Larry Sawyer reviews
We first become acquainted with Swimming in the Ground: Contemporary Hungarian Poetry, with a poem by Zsofia Balla of the same title. Although I have been familiar with the work of Katalin Ladik, which is also included in the anthology, this poem is my introduction to contemporary Hungarian poetry, and it strikes me as odd for all the right reasons. The same could be said of most all of the work represented by this thin tome. In ‘Swimming In the Ground’ Balla writes:
A man is swimming in the ground
The inconclusive ending of this poem sets an appropriate tone for the wide swath of work included in the anthology. Gabor G. Gyukics and Michael Castro, the editors of this book, state in the preface that their intention is to show a cross-section of contemporary Hungarian poetry, with the exclusion of the poetry of Attila Jozsef. This is a forgivable omission, in that Jozsef lived nearer the beginning of the twentieth century. Their aim is to play provocateur, by showing the evolution of the Hungarian aesthetic since Jozsef’s monumental example. What we are given is a wide-ranging palette of styles and variations on the theme of making sense of the post-communist world. These poets incorporate all of the tricks-of-the-trade of post-modern poetry such as Cubism, Surrealism, expressionism, and even Eastern styles such as haiku. As witnesses to Cold War atrocities and the malignant bureaucracies erected to prevent their recurrence, these poets must write their way out and toward a fusion that makes sense of a nonsensical world.
. . . my mother leans on her elbows in the winter:
and in ‘Numero XXXIX’:
at agrarian weddings
An undercurrent of the Old World clashing with the new exists throughout the text. The poem called ‘Gypsy Law’ by Karoly Bari is worth citing in its entirety, because it sheds light on the daily challenges that these poets face.
They fear the word, when it is true, when it charges
I take the above poem as a declaration of an instinctual fear of language by those who have been abused by it; words can distort, tyrannize, expose, and exploit. There is no hiding place from the power of language. Neither alcohol, nor religion can save us. The only real defense is silence. But these poets know that silence is only a false truce. They still have, however, a reverential faith in language. They must write what they know of silence, which is one of the challenges of well-written poetry.

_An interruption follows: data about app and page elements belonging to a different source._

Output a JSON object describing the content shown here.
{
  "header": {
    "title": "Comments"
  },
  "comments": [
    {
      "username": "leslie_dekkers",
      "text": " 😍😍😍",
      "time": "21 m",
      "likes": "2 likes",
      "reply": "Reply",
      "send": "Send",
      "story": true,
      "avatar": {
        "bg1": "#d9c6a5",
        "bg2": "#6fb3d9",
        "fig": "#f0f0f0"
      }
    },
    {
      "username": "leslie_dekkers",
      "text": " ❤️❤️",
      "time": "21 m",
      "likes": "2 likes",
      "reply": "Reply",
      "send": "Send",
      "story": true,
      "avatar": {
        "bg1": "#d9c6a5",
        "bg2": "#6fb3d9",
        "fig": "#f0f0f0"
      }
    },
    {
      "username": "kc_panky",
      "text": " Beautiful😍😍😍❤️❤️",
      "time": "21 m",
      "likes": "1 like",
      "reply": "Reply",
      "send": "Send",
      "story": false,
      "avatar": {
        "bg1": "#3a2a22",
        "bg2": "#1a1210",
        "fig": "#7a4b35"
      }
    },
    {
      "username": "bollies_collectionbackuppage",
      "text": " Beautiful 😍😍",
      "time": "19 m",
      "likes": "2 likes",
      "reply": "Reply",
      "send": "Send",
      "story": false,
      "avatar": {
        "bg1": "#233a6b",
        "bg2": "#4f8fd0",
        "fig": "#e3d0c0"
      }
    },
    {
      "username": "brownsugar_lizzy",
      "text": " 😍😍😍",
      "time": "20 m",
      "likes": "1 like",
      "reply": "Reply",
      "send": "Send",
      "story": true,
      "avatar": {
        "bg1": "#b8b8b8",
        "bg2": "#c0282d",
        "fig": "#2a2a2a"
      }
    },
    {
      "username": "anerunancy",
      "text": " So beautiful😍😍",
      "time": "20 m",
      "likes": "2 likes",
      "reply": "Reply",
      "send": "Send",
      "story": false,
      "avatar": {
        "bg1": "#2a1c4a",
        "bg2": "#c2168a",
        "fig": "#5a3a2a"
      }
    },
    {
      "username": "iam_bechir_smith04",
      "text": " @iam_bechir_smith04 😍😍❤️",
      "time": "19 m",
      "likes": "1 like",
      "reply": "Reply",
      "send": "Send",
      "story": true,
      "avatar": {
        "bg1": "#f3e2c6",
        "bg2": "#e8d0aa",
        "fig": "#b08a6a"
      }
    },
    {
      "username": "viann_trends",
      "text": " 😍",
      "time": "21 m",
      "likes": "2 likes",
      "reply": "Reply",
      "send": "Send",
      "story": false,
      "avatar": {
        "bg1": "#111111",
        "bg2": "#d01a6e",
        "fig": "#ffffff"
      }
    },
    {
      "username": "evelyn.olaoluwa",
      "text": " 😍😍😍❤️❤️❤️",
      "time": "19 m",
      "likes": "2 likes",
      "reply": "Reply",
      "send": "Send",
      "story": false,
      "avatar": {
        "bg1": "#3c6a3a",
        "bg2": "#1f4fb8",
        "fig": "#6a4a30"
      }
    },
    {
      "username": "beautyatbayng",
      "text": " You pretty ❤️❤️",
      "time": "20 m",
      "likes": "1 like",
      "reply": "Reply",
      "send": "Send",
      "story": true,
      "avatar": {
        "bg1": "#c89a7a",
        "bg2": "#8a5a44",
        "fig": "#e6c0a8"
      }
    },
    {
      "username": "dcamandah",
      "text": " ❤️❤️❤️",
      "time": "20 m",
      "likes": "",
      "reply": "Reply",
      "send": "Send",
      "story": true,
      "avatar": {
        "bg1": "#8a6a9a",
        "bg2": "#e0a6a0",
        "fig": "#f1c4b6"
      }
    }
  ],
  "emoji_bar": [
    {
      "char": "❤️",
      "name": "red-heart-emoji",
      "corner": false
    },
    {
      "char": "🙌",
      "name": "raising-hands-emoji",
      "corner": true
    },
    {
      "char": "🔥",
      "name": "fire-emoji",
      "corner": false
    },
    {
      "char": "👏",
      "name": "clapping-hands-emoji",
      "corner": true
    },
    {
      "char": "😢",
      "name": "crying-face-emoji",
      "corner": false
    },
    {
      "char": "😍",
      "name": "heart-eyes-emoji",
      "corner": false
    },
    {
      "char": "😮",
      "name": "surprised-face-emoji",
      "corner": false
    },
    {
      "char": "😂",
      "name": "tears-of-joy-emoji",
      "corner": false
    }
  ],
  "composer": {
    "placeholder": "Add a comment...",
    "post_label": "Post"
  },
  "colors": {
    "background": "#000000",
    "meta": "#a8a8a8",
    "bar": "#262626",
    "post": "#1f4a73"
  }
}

. . . The prison yard
Europe, historically, has been a breeding ground for strife in the twentieth century. The propaganda machine now, however, has a new face and a televised body:
. . . it is Sunday now (who knows?)
[Peter Dobai, ‘A European Is Sitting in Front of
Akos Fodor’s poetry lens takes in smaller vistas. His staccato outbursts provide a stark contrast to the Whitmanesque, worldly visions represented by the others included in this anthology. In ‘From the Best of Intentions’ he writes:
and in another one-liner we get:
This is what makes the anthology such a varied pleasure. There are many gradations among what the poets represented here consider poetry. These poets know what they are doing and what to reject in order to maintain their art. Agnes Gergely in ‘Whitmanesque’ writes:
Botticelli’s Venus, a peacock feather,
This, in fact, could serve as the credo of many of the poets included in the anthology. The men and women of this anthology are breaking new ground and looking toward the future, but all the while they are aware of their collective past; they cannot escape it, in fact.
I drank a lot my guilty conscience was
These poets, most of whom are in their late fifties, have seen enough of life. They are not blind or ignorant. Let’s hope they continue their analysis of what ails this world. We have everything to gain by considering these forays into consciousness. This book is a cause for celebration, because it brings their work to light for an Anglo audience. In the words of Tibor Zalan: ‘Something has begun, as if right now.’ [p.150]
Jacket 18 — August 2002
This material is copyright © Larry Sawyer
and Jacket magazine 2002